*Requirement*: Line count for the string "return": state how many lines in the records below hold it, giving only the number.

Data about app and page elements
☆ ☆ ☆
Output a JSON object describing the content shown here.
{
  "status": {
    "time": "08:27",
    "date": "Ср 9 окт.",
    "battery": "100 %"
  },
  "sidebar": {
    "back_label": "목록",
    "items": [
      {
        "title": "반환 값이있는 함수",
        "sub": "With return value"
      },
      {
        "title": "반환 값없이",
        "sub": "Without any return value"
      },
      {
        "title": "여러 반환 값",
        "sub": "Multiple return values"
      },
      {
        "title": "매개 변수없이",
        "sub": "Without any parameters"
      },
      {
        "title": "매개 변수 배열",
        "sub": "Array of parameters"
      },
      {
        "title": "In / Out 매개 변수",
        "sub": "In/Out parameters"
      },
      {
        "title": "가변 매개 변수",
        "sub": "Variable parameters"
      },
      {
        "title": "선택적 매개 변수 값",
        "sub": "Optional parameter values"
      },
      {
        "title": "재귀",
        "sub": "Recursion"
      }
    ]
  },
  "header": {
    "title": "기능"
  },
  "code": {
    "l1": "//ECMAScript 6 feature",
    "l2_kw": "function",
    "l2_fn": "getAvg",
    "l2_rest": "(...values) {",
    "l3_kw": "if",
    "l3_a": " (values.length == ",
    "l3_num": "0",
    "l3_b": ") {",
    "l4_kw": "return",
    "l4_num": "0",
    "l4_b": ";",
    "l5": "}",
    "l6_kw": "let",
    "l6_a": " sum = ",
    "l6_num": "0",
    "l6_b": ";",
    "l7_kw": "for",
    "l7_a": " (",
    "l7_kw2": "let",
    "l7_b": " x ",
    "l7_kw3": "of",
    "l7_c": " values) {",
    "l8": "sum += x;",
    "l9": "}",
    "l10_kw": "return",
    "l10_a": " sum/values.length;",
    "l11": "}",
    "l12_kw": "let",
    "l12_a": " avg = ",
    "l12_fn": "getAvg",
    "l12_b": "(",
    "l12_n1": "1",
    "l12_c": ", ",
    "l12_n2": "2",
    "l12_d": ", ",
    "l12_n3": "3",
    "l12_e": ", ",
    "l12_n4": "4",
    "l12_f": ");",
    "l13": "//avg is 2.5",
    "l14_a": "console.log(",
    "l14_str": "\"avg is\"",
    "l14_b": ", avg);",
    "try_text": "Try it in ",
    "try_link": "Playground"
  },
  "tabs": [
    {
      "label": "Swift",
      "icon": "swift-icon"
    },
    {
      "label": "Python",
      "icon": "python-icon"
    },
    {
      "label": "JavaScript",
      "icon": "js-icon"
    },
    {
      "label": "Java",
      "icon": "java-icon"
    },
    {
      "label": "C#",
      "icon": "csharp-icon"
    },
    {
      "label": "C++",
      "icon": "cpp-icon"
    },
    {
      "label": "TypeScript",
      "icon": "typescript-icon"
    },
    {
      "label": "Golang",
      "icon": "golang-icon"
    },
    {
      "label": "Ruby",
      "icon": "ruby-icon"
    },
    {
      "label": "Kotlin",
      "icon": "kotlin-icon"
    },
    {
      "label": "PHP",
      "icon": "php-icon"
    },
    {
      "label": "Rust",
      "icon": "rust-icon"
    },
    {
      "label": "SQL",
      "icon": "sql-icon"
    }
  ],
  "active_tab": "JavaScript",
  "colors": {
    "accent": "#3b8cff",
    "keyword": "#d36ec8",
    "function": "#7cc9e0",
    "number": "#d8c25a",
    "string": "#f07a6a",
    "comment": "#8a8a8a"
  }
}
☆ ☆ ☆
*Solution to the problem*: 5